» Action item
Your answer should be a number only: the count of lines in the following entries that contain "Email".

(Items listed in a dataset)

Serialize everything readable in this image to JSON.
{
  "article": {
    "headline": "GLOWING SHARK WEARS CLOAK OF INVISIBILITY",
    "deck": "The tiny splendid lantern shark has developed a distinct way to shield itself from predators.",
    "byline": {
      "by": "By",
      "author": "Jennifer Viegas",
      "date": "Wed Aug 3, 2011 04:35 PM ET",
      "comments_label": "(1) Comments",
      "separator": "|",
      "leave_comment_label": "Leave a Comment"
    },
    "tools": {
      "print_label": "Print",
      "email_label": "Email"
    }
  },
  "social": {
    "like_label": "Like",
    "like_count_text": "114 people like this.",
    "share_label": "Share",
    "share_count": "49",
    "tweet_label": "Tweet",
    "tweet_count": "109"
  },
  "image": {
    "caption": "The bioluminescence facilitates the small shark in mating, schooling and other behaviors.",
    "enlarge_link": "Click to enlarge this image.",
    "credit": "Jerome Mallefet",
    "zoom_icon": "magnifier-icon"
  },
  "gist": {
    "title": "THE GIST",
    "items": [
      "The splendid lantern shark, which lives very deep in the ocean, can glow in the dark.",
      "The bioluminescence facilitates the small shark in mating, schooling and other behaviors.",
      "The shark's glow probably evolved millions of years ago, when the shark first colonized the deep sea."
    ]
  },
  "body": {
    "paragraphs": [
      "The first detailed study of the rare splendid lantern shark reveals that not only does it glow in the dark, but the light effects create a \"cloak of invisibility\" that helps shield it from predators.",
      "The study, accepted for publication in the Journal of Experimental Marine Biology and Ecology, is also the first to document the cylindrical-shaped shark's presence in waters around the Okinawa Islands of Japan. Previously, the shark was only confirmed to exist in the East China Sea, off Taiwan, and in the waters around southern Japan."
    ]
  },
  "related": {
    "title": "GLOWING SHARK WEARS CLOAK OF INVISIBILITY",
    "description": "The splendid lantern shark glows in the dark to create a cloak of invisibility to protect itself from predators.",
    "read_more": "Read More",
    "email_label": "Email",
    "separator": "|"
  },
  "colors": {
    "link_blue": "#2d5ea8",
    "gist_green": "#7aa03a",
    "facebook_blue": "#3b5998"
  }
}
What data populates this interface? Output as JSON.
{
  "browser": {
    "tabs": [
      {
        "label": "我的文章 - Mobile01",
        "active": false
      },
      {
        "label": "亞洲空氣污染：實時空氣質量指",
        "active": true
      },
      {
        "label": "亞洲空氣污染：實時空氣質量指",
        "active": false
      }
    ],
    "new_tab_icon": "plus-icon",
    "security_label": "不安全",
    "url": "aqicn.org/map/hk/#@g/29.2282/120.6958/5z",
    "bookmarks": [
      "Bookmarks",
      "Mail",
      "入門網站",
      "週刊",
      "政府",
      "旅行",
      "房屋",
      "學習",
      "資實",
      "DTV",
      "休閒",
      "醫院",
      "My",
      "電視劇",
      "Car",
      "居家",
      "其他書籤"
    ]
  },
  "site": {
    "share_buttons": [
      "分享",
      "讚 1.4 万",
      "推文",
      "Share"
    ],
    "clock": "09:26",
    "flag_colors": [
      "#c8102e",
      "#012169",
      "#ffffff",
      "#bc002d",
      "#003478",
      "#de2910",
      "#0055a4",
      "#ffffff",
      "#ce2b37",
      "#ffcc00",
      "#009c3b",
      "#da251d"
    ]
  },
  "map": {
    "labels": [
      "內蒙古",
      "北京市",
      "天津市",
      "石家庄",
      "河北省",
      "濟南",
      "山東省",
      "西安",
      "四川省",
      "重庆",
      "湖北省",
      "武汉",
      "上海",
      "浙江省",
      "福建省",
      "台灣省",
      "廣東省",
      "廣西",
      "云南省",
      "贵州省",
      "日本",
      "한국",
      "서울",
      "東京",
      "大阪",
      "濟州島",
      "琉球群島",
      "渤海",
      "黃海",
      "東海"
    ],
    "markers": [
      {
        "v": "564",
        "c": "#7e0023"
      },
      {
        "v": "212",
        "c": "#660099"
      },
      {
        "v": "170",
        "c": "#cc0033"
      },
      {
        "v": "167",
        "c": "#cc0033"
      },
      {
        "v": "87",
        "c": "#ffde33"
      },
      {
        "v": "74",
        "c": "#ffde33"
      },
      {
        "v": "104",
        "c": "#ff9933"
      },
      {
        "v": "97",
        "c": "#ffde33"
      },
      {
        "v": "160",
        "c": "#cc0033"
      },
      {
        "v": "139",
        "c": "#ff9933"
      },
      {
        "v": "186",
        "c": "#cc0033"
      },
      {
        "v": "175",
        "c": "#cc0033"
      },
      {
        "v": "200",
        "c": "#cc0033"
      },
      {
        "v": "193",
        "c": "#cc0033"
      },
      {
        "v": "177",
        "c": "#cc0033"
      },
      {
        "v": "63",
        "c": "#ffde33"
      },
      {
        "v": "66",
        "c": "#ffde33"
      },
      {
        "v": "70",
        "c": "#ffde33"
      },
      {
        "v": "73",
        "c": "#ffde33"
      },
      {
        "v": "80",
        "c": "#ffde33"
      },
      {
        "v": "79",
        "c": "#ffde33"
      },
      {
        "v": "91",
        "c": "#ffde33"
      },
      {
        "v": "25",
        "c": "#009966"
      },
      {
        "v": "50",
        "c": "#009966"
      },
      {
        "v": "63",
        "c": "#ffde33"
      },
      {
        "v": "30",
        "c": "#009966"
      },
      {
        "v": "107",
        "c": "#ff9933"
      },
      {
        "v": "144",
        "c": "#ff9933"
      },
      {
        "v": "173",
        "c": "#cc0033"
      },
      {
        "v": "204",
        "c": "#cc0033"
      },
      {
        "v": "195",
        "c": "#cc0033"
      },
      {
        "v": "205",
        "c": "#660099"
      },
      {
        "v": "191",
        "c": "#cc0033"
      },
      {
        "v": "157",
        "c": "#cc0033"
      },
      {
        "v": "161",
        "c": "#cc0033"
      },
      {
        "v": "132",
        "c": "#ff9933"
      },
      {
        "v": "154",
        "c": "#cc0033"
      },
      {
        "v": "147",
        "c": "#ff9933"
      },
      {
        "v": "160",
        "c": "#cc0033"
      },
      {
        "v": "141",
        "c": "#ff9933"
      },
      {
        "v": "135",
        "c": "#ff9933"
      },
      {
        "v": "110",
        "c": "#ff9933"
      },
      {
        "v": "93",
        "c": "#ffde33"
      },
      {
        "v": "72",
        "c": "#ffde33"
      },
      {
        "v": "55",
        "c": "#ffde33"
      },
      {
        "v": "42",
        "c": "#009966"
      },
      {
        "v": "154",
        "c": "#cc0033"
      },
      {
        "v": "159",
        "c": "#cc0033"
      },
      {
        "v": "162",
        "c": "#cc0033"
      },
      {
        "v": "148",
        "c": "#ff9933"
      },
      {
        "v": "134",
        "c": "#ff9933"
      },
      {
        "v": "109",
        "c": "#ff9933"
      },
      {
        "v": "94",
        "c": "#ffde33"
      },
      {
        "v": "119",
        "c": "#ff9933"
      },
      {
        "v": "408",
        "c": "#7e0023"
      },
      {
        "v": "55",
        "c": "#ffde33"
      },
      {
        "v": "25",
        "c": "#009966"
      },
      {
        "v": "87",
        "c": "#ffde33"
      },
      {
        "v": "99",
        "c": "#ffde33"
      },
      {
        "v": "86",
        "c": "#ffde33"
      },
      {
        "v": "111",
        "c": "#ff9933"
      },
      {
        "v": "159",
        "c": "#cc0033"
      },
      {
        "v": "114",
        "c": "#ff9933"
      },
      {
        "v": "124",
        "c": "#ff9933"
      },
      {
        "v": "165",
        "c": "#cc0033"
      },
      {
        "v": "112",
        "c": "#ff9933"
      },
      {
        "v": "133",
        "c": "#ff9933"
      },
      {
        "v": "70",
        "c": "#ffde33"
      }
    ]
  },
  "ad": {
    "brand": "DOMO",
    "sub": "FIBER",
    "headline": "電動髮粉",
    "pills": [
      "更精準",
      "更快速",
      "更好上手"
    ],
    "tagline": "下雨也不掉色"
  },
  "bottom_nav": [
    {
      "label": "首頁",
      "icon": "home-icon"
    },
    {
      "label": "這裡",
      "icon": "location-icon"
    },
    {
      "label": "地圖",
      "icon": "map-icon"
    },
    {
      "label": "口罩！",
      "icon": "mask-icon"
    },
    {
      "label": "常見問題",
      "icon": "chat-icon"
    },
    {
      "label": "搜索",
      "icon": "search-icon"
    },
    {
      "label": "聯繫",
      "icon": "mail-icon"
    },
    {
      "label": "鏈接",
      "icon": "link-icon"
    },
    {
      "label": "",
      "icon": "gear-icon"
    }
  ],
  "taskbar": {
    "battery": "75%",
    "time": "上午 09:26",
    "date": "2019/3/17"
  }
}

» Solution for this exercise
2